## Exercise goal
In the data below, how many lines contain the word "Visualização"? Answer with the number alone.

## Listed records
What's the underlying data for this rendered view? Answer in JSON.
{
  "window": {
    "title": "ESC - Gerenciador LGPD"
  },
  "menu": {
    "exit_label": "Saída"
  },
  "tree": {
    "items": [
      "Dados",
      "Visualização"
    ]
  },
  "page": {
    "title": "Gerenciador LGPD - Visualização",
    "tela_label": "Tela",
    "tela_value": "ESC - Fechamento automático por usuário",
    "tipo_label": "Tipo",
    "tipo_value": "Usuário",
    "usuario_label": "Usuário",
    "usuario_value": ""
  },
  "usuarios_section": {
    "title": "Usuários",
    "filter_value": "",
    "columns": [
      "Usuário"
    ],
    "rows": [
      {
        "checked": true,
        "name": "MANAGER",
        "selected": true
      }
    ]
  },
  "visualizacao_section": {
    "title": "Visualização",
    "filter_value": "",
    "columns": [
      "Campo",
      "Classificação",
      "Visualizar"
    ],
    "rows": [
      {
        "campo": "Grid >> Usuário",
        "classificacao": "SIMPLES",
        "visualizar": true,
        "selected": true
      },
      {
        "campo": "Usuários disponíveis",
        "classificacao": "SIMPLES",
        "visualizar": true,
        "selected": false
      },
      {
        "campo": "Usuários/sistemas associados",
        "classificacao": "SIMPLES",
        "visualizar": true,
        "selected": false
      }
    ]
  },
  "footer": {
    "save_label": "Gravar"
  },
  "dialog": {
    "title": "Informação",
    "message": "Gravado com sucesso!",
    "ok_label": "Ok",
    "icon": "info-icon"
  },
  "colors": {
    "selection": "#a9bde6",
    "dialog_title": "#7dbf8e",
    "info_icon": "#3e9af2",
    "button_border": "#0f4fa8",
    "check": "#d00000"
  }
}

## Answer box
3